This bike protector is a an example of the packaging turned into tarps.


Austin used newspaper and other old packaging to wrap my birthday gift 🙂


In India, people who choose to buy cars have to pay for a mirror on the passenger side. Not sure if this one is a positive because it discourages unnecessary consumption or is a negative for safety reasons…


Space is definitely a commodity in India – this shop where we bought some kitchen supplies was filled to the brim with products, had things hanging all over the ceiling, and had an attack that stored even more.


Talk about efficiency – this truck was carrying as many empty bottles as it could to be recycled


I spent a week working in this tiny pharmacy with this group of people – both standing and sitting space were scarce here.


This is our tiny trashcan – we keep a plate on it and chemical chalk around it to keep the thriving insect population out of it.


India is very good about labeling items as vegetarian and restaurants as vegetarian friendly.
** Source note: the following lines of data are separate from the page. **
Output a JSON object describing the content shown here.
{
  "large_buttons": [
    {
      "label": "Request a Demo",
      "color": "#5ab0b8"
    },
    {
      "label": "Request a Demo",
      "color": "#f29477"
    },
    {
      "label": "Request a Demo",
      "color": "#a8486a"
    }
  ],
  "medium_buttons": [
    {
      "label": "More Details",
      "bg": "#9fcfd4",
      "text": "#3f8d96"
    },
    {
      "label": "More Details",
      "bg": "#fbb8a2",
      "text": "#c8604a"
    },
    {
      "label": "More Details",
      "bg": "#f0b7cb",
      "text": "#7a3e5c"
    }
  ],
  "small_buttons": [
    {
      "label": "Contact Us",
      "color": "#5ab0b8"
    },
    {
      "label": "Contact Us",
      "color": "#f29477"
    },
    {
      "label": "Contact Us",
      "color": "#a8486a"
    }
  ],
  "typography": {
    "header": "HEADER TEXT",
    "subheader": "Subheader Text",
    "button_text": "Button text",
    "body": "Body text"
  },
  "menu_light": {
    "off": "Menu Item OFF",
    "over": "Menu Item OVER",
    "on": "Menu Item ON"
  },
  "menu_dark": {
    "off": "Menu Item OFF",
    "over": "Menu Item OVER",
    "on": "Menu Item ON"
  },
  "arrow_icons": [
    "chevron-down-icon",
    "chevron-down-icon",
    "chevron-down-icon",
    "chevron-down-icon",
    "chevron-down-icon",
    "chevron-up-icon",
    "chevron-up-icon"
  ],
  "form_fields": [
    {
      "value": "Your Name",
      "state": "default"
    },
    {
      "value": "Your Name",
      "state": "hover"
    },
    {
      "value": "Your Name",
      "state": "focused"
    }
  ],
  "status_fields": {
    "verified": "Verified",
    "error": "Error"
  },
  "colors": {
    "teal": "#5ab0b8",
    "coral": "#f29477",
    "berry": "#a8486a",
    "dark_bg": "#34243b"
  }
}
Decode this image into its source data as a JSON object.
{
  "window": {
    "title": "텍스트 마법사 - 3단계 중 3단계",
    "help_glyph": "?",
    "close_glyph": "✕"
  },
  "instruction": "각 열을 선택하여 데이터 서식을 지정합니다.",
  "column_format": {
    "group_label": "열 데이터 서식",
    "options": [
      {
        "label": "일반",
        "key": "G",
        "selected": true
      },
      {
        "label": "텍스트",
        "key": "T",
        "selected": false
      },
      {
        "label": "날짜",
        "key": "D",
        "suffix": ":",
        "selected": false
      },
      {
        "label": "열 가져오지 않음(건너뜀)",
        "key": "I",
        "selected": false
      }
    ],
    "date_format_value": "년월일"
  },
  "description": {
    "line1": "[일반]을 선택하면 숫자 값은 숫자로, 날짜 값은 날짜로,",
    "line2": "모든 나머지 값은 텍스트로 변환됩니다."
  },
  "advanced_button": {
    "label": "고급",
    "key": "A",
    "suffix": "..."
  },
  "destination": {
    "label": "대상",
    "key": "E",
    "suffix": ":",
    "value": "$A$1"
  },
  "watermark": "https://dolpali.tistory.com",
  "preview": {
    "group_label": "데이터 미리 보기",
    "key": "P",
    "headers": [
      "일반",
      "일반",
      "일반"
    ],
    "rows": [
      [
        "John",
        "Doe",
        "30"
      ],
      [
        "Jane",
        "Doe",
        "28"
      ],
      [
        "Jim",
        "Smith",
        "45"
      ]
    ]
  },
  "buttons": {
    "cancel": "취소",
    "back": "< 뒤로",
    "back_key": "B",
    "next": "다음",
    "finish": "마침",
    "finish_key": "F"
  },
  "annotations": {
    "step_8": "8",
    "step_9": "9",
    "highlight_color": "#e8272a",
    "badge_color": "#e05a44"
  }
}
Even this box of cereal has a symbol on it marking it as “100% Veg.”



As we’ve mentioned before, roads are dramatically different in India – the experience of riding in a taxi in Mumbai should be turned into a video game. There are something I would like to see become more common; things like wearing seat belts or helmets, using blinkers, and staying within lanes. Nevertheless, there are a few practices America could definitely benefit from adopting.

  • Single Occupancy Vehicles (SOVs) are rare – Even people with cars often use a scooter or motorcycle for trips when it’s only one or two people going.
  • Bikes, motorcycles, trains and buses are super common.
  • Car pooling is taken to an extreme.
  • There are lots of vehicles that run on compressed natural gas which they’re able to refill at most gas stations.
  • Roads are shared by cars, trucks, bikes, motorcycles, pedestrians (and animals: cows, donkeys, dogs, goats).
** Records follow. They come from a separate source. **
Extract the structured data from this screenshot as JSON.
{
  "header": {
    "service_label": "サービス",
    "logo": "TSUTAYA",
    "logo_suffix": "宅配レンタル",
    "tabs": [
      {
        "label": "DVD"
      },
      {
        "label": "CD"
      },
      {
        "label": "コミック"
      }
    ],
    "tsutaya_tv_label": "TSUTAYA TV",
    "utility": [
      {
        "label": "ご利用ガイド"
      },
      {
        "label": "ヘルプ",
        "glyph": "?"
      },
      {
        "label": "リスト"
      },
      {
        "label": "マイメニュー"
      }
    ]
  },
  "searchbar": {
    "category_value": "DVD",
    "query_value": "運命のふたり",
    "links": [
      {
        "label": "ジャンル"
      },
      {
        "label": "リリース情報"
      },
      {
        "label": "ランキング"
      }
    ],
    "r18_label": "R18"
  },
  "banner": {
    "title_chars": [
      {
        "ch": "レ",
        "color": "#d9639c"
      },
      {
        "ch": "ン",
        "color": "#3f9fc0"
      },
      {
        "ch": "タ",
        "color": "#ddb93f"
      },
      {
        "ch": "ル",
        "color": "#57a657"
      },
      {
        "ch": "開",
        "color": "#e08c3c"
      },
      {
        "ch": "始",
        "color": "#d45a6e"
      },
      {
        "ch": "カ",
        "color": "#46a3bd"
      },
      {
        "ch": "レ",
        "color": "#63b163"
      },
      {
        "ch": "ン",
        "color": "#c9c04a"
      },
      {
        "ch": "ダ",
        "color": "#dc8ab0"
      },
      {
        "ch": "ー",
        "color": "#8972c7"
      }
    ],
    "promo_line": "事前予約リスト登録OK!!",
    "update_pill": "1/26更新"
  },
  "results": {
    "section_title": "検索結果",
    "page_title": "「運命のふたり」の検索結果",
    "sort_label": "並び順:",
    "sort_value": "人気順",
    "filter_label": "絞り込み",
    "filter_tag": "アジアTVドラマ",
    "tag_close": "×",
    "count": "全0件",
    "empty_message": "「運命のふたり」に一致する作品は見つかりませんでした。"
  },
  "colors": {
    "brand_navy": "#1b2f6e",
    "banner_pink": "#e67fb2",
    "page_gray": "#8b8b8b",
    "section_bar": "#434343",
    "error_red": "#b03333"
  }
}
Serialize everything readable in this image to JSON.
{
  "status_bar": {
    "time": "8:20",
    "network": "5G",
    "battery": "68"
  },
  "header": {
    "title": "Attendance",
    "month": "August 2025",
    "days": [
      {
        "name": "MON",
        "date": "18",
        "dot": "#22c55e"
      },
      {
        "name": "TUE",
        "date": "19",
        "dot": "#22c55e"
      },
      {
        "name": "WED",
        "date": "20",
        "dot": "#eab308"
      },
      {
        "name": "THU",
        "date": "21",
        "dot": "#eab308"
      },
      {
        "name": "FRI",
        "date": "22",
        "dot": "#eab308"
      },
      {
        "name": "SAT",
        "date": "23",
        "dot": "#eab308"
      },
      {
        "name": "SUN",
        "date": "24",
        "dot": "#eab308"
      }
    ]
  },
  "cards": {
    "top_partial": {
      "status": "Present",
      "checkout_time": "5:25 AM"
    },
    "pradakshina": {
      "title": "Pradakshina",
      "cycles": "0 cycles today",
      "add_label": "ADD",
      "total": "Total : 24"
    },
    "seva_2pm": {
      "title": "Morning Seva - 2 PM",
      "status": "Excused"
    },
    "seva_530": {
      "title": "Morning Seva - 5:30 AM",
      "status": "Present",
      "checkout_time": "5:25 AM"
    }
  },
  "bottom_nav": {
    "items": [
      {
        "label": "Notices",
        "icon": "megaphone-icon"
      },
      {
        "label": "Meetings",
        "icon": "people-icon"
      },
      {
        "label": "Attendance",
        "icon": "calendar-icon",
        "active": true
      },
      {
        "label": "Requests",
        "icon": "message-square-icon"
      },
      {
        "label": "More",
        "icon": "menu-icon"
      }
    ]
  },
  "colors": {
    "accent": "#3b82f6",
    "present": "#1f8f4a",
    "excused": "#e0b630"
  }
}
Even Domino’s uses motorcycles for delivery!


At the end of a festival celebrating Ganpati – the most popular Hindu deity in India- statues are taken to a river, dunked 7 times (with a wish made the seventh time), and released into the river. We all piled into this truck for the adventure after throwing colored powder at each other. This truck is very full (Austin is actually in there too)!
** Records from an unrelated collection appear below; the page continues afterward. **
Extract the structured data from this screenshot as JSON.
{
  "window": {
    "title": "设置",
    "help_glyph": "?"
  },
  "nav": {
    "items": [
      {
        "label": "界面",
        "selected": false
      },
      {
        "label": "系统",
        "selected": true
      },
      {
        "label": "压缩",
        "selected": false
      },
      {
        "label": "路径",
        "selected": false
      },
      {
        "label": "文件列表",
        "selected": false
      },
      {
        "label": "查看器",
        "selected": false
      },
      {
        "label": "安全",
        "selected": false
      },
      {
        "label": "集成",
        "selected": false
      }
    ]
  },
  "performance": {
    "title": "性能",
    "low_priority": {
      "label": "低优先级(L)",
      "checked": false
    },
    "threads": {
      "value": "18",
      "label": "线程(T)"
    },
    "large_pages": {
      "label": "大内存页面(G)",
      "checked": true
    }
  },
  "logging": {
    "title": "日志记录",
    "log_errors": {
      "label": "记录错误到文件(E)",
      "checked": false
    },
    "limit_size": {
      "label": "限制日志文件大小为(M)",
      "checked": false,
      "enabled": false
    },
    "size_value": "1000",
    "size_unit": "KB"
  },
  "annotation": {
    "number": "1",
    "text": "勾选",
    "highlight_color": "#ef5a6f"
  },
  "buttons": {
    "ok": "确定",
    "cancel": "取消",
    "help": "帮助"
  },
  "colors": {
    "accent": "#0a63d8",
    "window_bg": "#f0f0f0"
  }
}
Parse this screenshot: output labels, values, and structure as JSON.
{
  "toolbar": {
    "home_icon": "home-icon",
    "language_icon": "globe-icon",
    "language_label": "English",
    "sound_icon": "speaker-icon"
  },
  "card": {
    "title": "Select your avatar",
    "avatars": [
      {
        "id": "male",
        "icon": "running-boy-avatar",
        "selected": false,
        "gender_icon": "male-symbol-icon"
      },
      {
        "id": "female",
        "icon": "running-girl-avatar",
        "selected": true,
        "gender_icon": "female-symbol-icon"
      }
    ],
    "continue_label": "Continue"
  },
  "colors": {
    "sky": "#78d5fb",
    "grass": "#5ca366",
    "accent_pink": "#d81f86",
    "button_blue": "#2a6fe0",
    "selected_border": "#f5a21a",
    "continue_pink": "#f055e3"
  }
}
On one of our nightly walks we got passed by this rowdy car filled with 3 adults and at least 6 kids from the hospital apartments we live in.


This motorcycle is carrying two guys and a brand new bicycle.


This is our friend, Paresh’s, car that has compressed natural gas (CNG).


When Paresh stopped to get gas with us, we were interested to see what the pump for natural gas looked like. As a safety precaution, we all had to get out of the vehicle while pumping.

A cow that decided to take a nice nap in the middle of the road

Cars, animals, scooters and rickshaws coexisting in peace.


Austin and I got to ride a Rickshaw to a nearby town (Chikhli). Our Rickshaw fit an impressive 13 people – the middle row that we were in had a small bench at our knees for children to sit on.




Much of my commentary has focused on the actions of individuals and hasn’t accounted for general air and water quality or the difference in population of size between America and India (300 million versus 1.2 billion). Because of India’s size but lack of infrastructure, there are definitely areas they need to work on as a country. Nevertheless, given America’s relatively small population, it’s actually quite impressive how large of a portion of the world’s resources we consume – for example American’s consumer a quarter of the world’s energy and operate a third of the automobiles.

While in college, I spent much of my time outside of class working to reduce the environmental impact of my university and myself. The initiatives I worked on encouraged people to make small changes to reduce their impact – recycle more, use fewer items that are only used once, turn off the lights when you leave a room. Living here makes me frustrated that we couldn’t get more people to take these small actions to reduce their impact while also making me want to push my fellow Americans do alter their behaviors even more.

That’s all for now – here’s a cute picture of the baby I mentioned 🙂


This is the expressive Aneri – the one year old that lives next to us 🙂